By Mikayla van Loon
Three years ago Dandenong Ranges Music Council set out to tell the stories of local Vietnam veterans through a project called Forgotten Heroes.
As a Yarra Ranges Council 2022 Grants for Community recipient, the vision of performing live and sharing the stories of returned personnel who had felt forgotten is one step closer.
Program director Cath Russell said having done a project on the Anzac centenary, members from local RSLs, like then president of Mount Evelyn RSL Roger Boness, asked when a project on the forgotten heroes of the Vietnam War would be done.
“I had never really contemplated that Australia had conscripted our young men and I’ve never sat in an RSL and spoken with these, I guess, senior members of our community who you see down the street but to suddenly realise what they’ve been through in their early 20s was a real eye opener for me,” she said.
Putting some of what she had heard into a song with the help of Peter de Ryk, Ms Russell has since expanded the project to short films and eventually the music and visual elements will come together in a live performance at Burrinja in Upwey.
Having sat down with veterans from Monbulk, Mount Evelyn, Upwey-Belgrave and Boronia, Ms Russell heard their stories and was able to use the power of music when words could not.
“Sometimes people just can’t stop talking. And sometimes, it’s really hard to start. That’s really the place where the music comes in and begins to express what people have experienced,” she said.
“I love the power of music, to speak the unspeakable. Music can contain so many experiences, or so many feelings and nuances that words simply can’t reach sometimes.”
Ms Russell said movies have given people a skewed perception of what it means to be heroic, that battles fought are not always won and yet that still makes someone a hero.
“I think soldiers are people and I think they need us in the present day, to recognise them as that.
“The people I speak to have been through something extraordinary, extraordinarily traumatic, but also extraordinarily bonding.”
When Vietnam’s soldiers came back to Australia, Ms Russell said they found it as they had left it and there had been no bridging back to normal life after what they had experienced.
“That was a struggle for the Vietnam veterans and the Australians didn’t quite understand that that was necessary. I think for our Vietnam veterans, they’re still struggling with that.”

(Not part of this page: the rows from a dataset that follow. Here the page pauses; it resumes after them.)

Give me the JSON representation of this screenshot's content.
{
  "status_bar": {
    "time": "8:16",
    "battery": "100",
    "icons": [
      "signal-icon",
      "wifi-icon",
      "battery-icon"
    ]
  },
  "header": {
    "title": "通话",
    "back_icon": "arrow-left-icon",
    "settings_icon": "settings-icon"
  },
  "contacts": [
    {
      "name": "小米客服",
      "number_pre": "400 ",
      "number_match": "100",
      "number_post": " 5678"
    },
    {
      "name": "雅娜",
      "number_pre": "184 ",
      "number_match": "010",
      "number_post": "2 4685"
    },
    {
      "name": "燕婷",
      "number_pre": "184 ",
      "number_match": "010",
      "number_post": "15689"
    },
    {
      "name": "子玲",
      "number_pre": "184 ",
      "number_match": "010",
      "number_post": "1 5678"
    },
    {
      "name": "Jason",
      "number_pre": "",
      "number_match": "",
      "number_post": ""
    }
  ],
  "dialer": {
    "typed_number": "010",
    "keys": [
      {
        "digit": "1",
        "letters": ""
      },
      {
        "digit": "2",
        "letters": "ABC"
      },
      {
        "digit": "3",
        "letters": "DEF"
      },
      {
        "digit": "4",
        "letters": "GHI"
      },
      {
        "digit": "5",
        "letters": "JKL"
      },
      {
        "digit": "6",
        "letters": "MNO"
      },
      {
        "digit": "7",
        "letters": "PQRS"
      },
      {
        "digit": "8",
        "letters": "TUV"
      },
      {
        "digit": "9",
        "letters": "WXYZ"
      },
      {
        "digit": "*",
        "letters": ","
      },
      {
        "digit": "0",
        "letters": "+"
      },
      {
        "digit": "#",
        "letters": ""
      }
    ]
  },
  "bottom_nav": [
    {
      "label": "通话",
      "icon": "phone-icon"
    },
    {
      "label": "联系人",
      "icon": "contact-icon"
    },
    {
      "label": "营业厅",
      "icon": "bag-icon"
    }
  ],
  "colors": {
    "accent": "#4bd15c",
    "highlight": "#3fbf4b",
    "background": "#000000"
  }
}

The grant of $10,000 will allow Ms Russell and her production team to help bridge the gap between Australians who did not fight in Vietnam and those who did.
Musical elements really are the central storytelling tool because they draw on the ‘60s and ‘70s music that would have been playing throughout the Vietnam War.
“It’s a very profound memory. We know that the points in our lives where we retain music as a memory trigger, deeply include our early adulthood.
“So being able to involve the tunes or the cadences, or the rhythms, or the sounds of things like the fenders strap, or a deep bass and certain drum beats are an amazing way to evoke an atmosphere.”
Ms Russell said while the music is the focal point of the live performance, the films will show archived footage from the National Vietnam Veterans Museum to help audiences visualise the environment Vietnam veterans returned from.
“It’s important to me to share stories effectively and engagingly, to give audiences aside from veterans an opportunity to walk in the shoes of the people in their community who have had fairly extraordinary experiences.”
With the return of Afghanistan’s soldiers, Ms Russell said she hopes a similar project can honour the service of the young Australians who fought in the peacekeeping efforts.
“The Australian public, really, we need to find ways to reach out and check in on the wellbeing of the younger vets.”
The Forgotten Heroes live performance is scheduled to go ahead in the second half of 2022.